Seeing is believing. So video of almost anything should make everything much clearer, right?

Not always. And it's an issue that's been in the news with the video of the struggle between New York City police officers and Eric Garner. Garner's death was ruled a homicide. Still, a grand jury did not return an indictment in that case.

In the age of smartphones, dashboard cameras and surveillance video, that video is one among many.

See if you can figure out what happened to the police officers involved in these videotaped encounters with the public.

James Boyd

Albuquerque police shot a homeless man and killed him. The shooting was caught on police video -- it was one in a long line of police killings that had the city's Police Department on the verge of federal oversight. James Boyd, a mentally disturbed man, was camping out in the foothills above Albuquerque, New Mexico, one night because city homeless shelters had closed, according to his friends. He was holding two small camping knives. An autopsy found that Boyd, 38, was shot in the back, and the death was ruled a homicide.

What happened next?

Albuquerque, New Mexico, police officers Keith Sandy and Dominique Perez will face first-degree murder charges in the Boyd shooting, a prosecutor announced in January. Boyd's death and several other shootings were cited in a 2014 Justice Department report that found the Albuquerque Police Department "has engaged in a pattern or practice of excessive force, including deadly force."

Colin Fitch

A sheriff's deputy argued with Colin Fitch, who didn't want his car searched in upstate New York, according to Fitch's lawyer, Terence Kindlon. A video taken by a witness shows the deputy cursing at the man, who repeatedly told the officer there was no reason for a search. "I wasn't in my car when all this was happening," the man said. "Let me see your f***ing keys," the deputy fired back. The deputy approached the man. "You want to f***ing resist?" he said.

"I'm not resisting," the man said. Then, there was the sound of an apparent slap.

What happened next?

Officer Shawn Glans, who has resigned, pleaded not guilty to charges of official misconduct and second-degree harassment. He was released on his own recognizance.

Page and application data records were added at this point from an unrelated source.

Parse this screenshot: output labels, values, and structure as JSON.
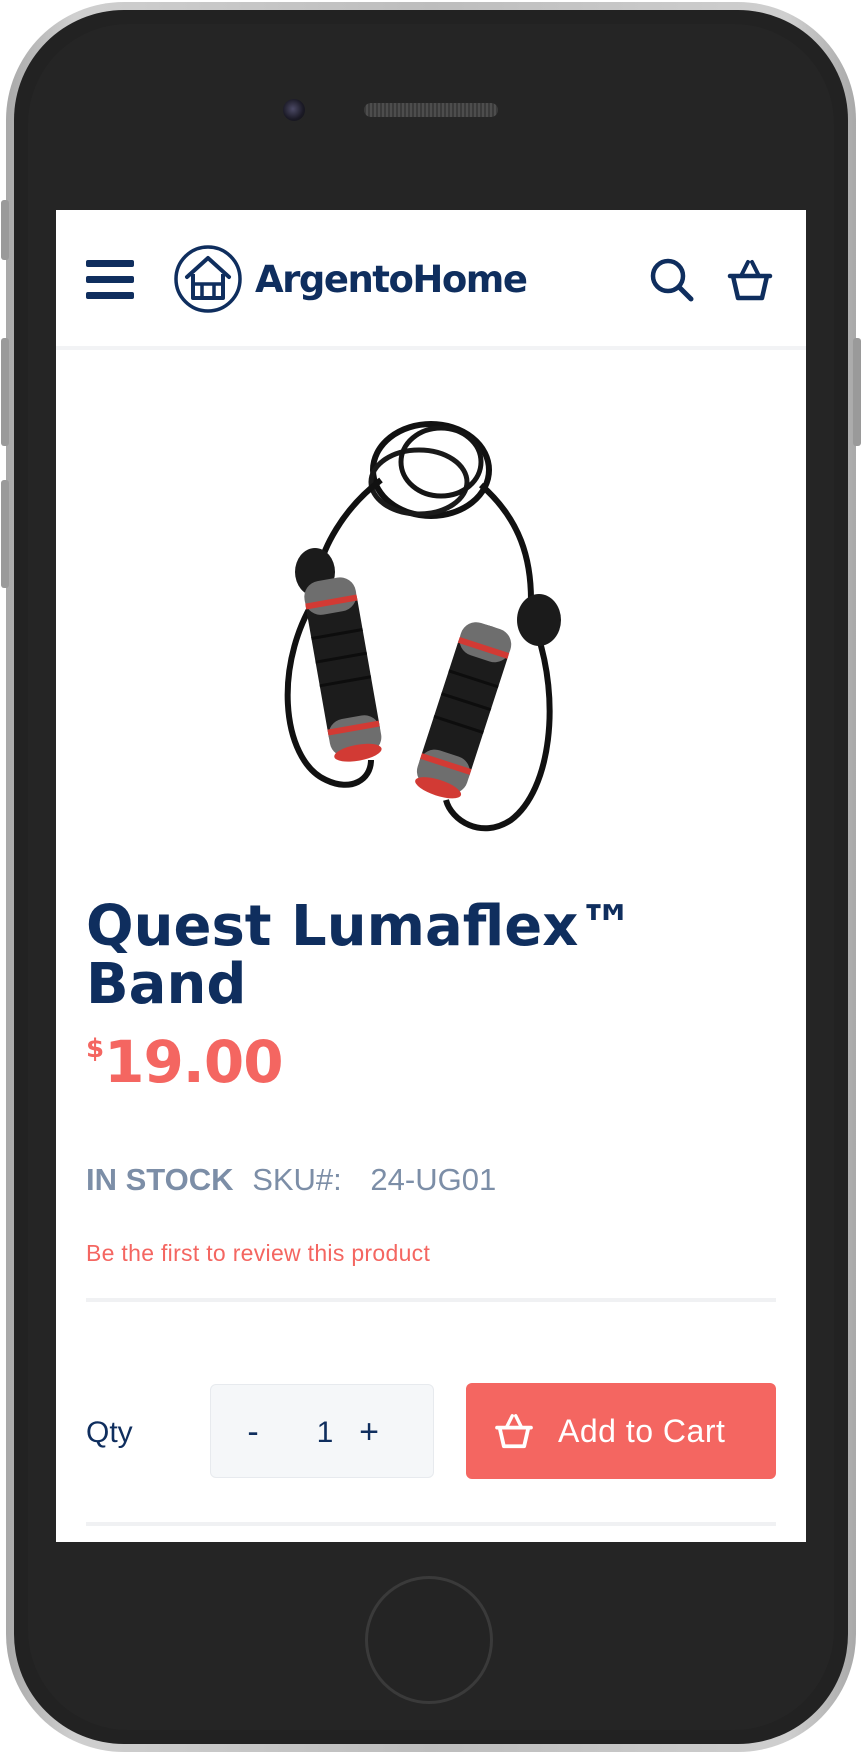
{
  "colors": {
    "navy": "#0f2e5e",
    "accent": "#f46661",
    "muted": "#7c8ea7",
    "qty_bg": "#f5f7f9"
  },
  "header": {
    "menu_icon": "hamburger-menu-icon",
    "logo_icon": "house-icon",
    "logo_text": "ArgentoHome",
    "search_icon": "search-icon",
    "cart_icon": "shopping-basket-icon"
  },
  "product": {
    "image_desc": "jump-rope-icon",
    "title": "Quest Lumaflex™ Band",
    "price_symbol": "$",
    "price_value": "19.00",
    "stock_status": "IN STOCK",
    "sku_label": "SKU#:",
    "sku_value": "24-UG01",
    "review_link": "Be the first to review this product"
  },
  "purchase": {
    "qty_label": "Qty",
    "qty_minus": "-",
    "qty_value": "1",
    "qty_plus": "+",
    "add_to_cart_label": "Add to Cart",
    "add_to_cart_icon": "shopping-basket-icon"
  }
}
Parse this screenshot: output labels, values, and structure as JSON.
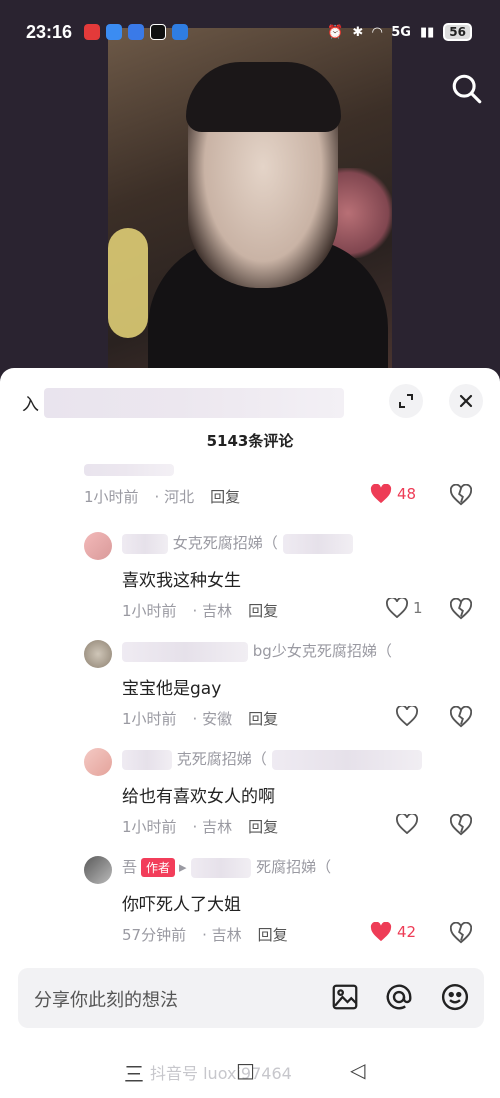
{
  "status_bar": {
    "time": "23:16",
    "network": "5G",
    "battery": "56"
  },
  "video": {
    "search_icon": "search-icon"
  },
  "sheet": {
    "top_partial_text": "入",
    "comment_count": "5143条评论",
    "expand_icon": "expand-icon",
    "close_icon": "close-icon"
  },
  "comments": [
    {
      "name": "",
      "text": "",
      "time": "1小时前",
      "location": "河北",
      "reply": "回复",
      "likes": "48",
      "liked": true
    },
    {
      "name": "女克死腐招娣（",
      "text": "喜欢我这种女生",
      "time": "1小时前",
      "location": "吉林",
      "reply": "回复",
      "likes": "1",
      "liked": false
    },
    {
      "name": "bg少女克死腐招娣（",
      "text": "宝宝他是gay",
      "time": "1小时前",
      "location": "安徽",
      "reply": "回复",
      "likes": "",
      "liked": false
    },
    {
      "name": "克死腐招娣（",
      "text": "给也有喜欢女人的啊",
      "time": "1小时前",
      "location": "吉林",
      "reply": "回复",
      "likes": "",
      "liked": false
    },
    {
      "name": "吾",
      "author_tag": "作者",
      "reply_to": "死腐招娣（",
      "text": "你吓死人了大姐",
      "time": "57分钟前",
      "location": "吉林",
      "reply": "回复",
      "likes": "42",
      "liked": true
    }
  ],
  "input": {
    "placeholder": "分享你此刻的想法",
    "icons": [
      "image-icon",
      "at-icon",
      "emoji-icon"
    ]
  },
  "navbar": {
    "menu": "三",
    "home": "□",
    "back": "◁",
    "watermark": "抖音号",
    "watermark_id": "luoxi97464"
  },
  "colors": {
    "accent": "#ee3c56",
    "author_tag": "#f23d5a"
  }
}
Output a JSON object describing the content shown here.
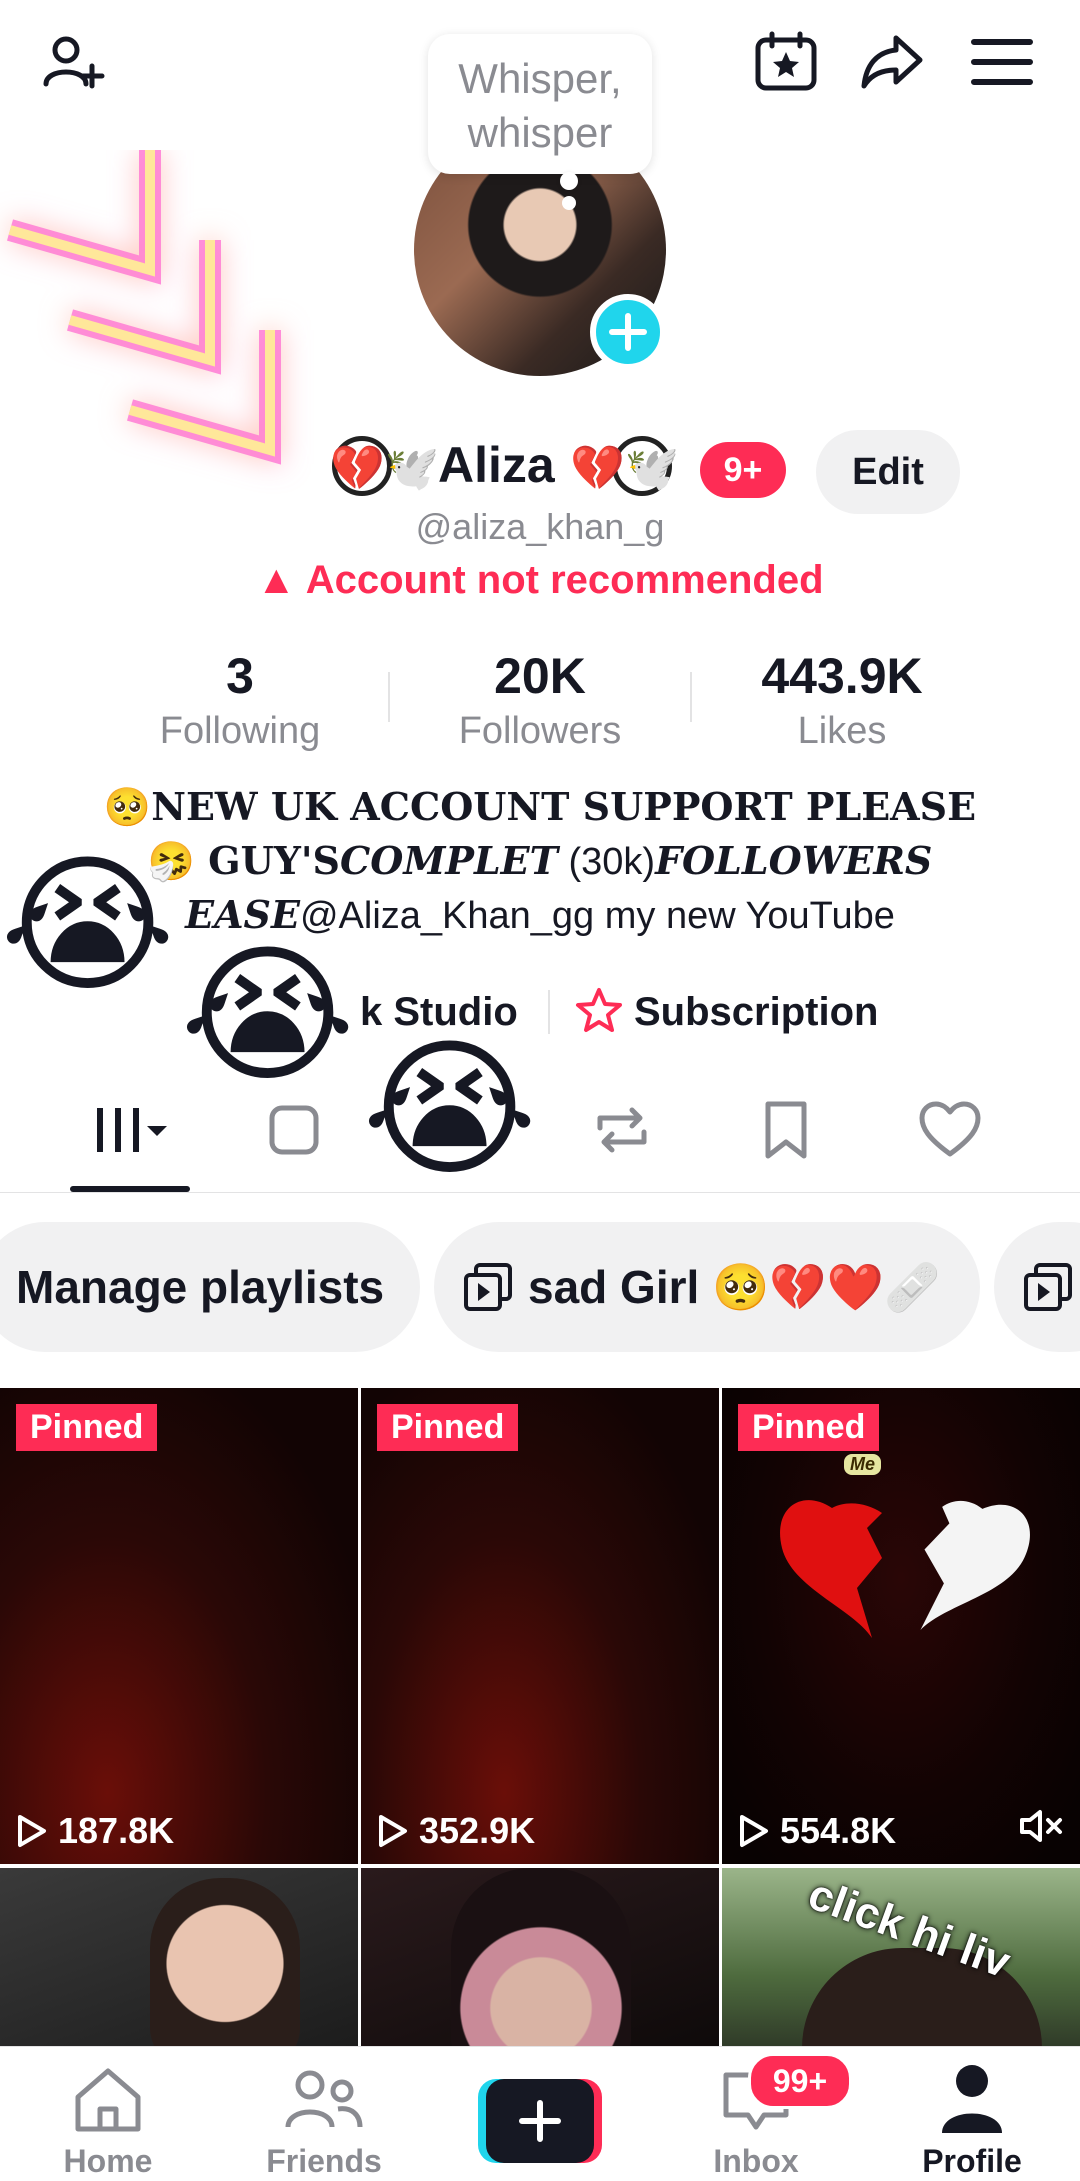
{
  "top": {
    "add_friend_icon": "person-plus-icon",
    "calendar_icon": "calendar-star-icon",
    "share_icon": "share-arrow-icon",
    "menu_icon": "hamburger-menu-icon"
  },
  "bubble": {
    "line1": "Whisper,",
    "line2": "whisper"
  },
  "profile": {
    "name": "Aliza",
    "badge": "9+",
    "edit_label": "Edit",
    "username": "@aliza_khan_g",
    "warning": "Account not recommended"
  },
  "stats": [
    {
      "value": "3",
      "label": "Following"
    },
    {
      "value": "20K",
      "label": "Followers"
    },
    {
      "value": "443.9K",
      "label": "Likes"
    }
  ],
  "bio": {
    "line1": "🥺NEW UK ACCOUNT SUPPORT PLEASE",
    "line2a": "🤧 GUY'S",
    "line2b": "COMPLET",
    "line2c": " (30k)",
    "line2d": "FOLLOWERS",
    "line3a": "EASE",
    "line3b": "@Aliza_Khan_gg my new YouTube"
  },
  "links": {
    "studio": "k Studio",
    "subscription": "Subscription"
  },
  "playlists": [
    {
      "label": "Manage playlists"
    },
    {
      "label": "sad Girl 🥺💔❤️🩹"
    }
  ],
  "videos": [
    {
      "pinned": "Pinned",
      "views": "187.8K"
    },
    {
      "pinned": "Pinned",
      "views": "352.9K"
    },
    {
      "pinned": "Pinned",
      "views": "554.8K",
      "overlay": "Me"
    },
    {
      "caption": ""
    },
    {
      "caption": ""
    },
    {
      "caption": "click hi liv"
    }
  ],
  "nav": {
    "home": "Home",
    "friends": "Friends",
    "inbox": "Inbox",
    "inbox_badge": "99+",
    "profile": "Profile"
  },
  "colors": {
    "accent": "#fe2c55",
    "cyan": "#20d5ec",
    "text": "#161823",
    "muted": "#8a8b91"
  }
}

Jamal Jones

Officers smashed a car window in Hammond, Indiana, used a stun gun and arrested a passenger during a traffic stop, and the incident was videotaped by a boy sitting in the rear of the car. Jamal Jones and his partner, Lisa Mahone, said police pulled them over because they were not wearing seat belts. Police said Jones refused to identify himself and repeatedly ignored requests to step out of the car. Officers feared he had a weapon.

What happened next?

The family sued the city and police for excessive force, but police and local officials stood by the officers.

Levar Jones

A man reached into his vehicle after a South Carolina Highway Patrol officer asked for his driver's license. Seconds later, the trooper shot him. The wounded man demanded to know why. Dash camera video of the incident shows Officer Sean Groubert shooting Levar Jones, who was unarmed, at a gas station just outside Columbia. Jones, 35, survived the shooting.

What happened next?

Groubert was fired and charged with aggravated assault and battery, a felony that could get him up to 20 years in prison if convicted, according to the South Carolina Law Enforcement Division. Groubert is free on bond; the case is pending.

Tamir Rice

Police officers responded to a 911 call about someone brandishing a weapon in a Cleveland park. Video shows Officer Timothy Loehmann fatally shooting 12-year-old Tamir Rice immediately after arriving on the scene and exiting his cruiser. Rice was carrying what turned out to be a toy gun. The police dispatcher who answered the 911 call did not tell the officers that the caller had said the gun seemed fake. Rice's death was ruled a homicide.

What happened next?

Rice's death is under investigation. Meanwhile, a separate Justice Department investigation of the Cleveland Police Department has found a "pattern ... of unreasonable and unnecessary use of force."

Devin Ford

Buffalo police Officer Corey Krug was caught on camera by a photographer for CNN affiliate WKBW striking Devin Ford with his baton. The video shows Krug confronting Ford on a street early Thanksgiving morning. Krug was responding to a report of a fight, though Ford's lawyer, Christopher Pannozzo, said his client was not involved in a fight. The officer pushed Ford to the ground and hit him with his baton at least two times before ordering him to walk away.

What happened next?

The Buffalo Police Department is investigating the incident, and Krug was suspended without pay, the station reported. The police union declined to comment, and Krug could not be reached. Calls to the Police Department seeking comment were not returned. Ford is planning to file a civil rights lawsuit against Krug and the city of Buffalo, Pannozzo said.